AS negotiations on the future of Atlantic LNG (ALNG) train one and its restructuring continue, Shell’s vice president and company chair for TT Eugene Okpere says it is committed to the future of the country.
Speaking at the signing of the Manatee production sharing contract between TT and Shell at the Hyatt Regency, Port of Spain on Wednesday morning, Okpere said Shell is keen to continue discussions.
“We are very keen on the continued discussions on the Atlantic restructuring, which is fundamental. We are very much committed to the future of Shell and the future of TT and we're happy to have the kind of collaborative relationship and enabling environment that the government of TT allows us to do.”
Both the Prime Minister and Energy Minister Stuart Young re-affirmed TT’s intent to continue with plans to restructure Train One. During his speech, Dr Rowley said the pandemic dampened upstream activity and both the downstream and ALNG were affected.
The re-affirmation comes a week after Rowley visited Scotland to take part in the COP26 climate summit.
“While the energy sector will continue to be the mainstay of the economy of TT, we are mindful of the need to transition to a low-carbon economy. It is a journey that we intend to pursue and in alignment with goals and objectives of our energy stakeholders. As a valued stakeholder, the Government looks forward to the collaboration with Shell and all others on the country’s energy transition.”

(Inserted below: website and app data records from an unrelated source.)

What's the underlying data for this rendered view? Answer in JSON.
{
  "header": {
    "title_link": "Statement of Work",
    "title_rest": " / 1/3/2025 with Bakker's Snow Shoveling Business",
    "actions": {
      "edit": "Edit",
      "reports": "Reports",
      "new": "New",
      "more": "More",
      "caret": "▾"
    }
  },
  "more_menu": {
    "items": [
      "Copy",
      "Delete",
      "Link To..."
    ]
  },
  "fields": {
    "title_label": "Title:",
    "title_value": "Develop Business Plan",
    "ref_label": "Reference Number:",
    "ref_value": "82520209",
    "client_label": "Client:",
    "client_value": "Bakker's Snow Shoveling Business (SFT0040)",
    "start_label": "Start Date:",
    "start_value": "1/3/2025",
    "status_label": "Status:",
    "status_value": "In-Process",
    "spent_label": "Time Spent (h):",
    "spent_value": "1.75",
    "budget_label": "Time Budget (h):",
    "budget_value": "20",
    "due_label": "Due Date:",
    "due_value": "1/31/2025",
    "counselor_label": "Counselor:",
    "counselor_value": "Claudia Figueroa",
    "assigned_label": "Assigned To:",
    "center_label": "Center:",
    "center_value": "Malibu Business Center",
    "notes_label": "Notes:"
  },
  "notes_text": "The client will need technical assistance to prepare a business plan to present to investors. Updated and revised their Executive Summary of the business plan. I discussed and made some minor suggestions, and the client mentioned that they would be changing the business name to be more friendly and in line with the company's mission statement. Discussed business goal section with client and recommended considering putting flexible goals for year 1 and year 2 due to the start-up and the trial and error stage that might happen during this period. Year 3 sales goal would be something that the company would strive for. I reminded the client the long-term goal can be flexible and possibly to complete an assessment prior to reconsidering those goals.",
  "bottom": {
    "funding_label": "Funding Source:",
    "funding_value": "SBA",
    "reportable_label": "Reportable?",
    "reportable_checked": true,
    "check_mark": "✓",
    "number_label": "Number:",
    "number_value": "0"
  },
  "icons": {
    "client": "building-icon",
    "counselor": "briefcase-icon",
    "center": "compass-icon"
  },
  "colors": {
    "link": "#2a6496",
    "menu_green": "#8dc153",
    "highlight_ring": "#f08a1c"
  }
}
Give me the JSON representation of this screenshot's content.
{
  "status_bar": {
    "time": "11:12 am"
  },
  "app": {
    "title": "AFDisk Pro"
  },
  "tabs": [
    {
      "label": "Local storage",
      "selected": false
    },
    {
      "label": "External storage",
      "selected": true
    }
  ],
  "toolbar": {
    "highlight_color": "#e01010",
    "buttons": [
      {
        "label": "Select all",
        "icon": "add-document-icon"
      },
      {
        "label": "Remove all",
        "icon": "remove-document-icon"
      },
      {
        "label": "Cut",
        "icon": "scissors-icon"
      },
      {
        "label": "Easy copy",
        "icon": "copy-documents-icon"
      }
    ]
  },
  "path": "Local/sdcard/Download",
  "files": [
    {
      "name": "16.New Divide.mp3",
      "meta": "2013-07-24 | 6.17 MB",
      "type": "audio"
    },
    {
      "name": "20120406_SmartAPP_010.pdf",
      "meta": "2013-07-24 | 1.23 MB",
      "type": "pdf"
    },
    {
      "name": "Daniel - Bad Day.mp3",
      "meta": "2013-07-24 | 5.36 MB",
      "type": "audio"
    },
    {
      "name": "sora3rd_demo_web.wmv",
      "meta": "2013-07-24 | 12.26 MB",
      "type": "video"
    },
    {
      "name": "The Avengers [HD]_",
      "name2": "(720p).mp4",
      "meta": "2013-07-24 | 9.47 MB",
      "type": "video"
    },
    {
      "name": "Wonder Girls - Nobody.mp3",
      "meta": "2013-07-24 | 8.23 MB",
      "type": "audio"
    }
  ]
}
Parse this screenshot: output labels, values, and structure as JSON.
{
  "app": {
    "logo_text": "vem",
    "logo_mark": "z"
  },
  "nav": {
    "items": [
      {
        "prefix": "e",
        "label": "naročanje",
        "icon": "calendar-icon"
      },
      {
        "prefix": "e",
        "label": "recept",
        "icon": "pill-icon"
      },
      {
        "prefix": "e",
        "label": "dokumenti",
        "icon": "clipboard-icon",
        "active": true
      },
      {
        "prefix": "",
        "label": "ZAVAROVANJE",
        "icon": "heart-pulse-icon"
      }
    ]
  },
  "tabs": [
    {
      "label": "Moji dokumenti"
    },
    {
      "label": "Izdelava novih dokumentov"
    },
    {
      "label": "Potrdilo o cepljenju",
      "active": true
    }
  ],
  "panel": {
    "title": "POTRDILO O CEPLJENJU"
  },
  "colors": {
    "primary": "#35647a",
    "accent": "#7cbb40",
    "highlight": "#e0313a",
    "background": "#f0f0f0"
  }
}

Until train osne is restructured, Rowley said there are still bright spots, with new discoveries of oil and gas and existing exploration and production in other hydrocarbon projects. Among such projects are the BPTT Cassia and Shell Colibri projects, which are expected to come on stream next year. The successful completion of the ALNG restructuring effort will be critical for those projects, including Manatee.
“On implementation, these gas projects will help in alleviating the current natural-gas concerns of the domestic downstream industry and the LNG producers.
"However, the key to reducing or eliminating any gas shortfall in the medium term is the approval of the current unsanctioned projects. The Government is engaging the upstream companies on the approval of the unsanctioned projects and we are prepared to facilitate the companies to achieve this objective. Our recent meetings in London leave us very optimistic that more projects of current interest will be sanctioned as we go forward into the near and medium term.”
Rowley said gas projections show an increase in 2024, then a brief decline before rebounding in 2026/2027. He said that is the reason there is a need to accelerate the approval of unsanctioned projects.
The restructuring of ALNG, Rowley said, is anticipated to bring the four trains under the umbrella of a unified entity. This, he said, will be a more efficient arrangement for managing operations. He added that the government will benefit from an increased shareholding in the unified entity.
“Overall gas supply and international market conditions saw a number of petrochemical plants being taken offline, and Train One was negatively impacted. The shareholders are engaged in discussions with a view to making a determination of the future of Train One by the end of the first quarter calendar year 2022.”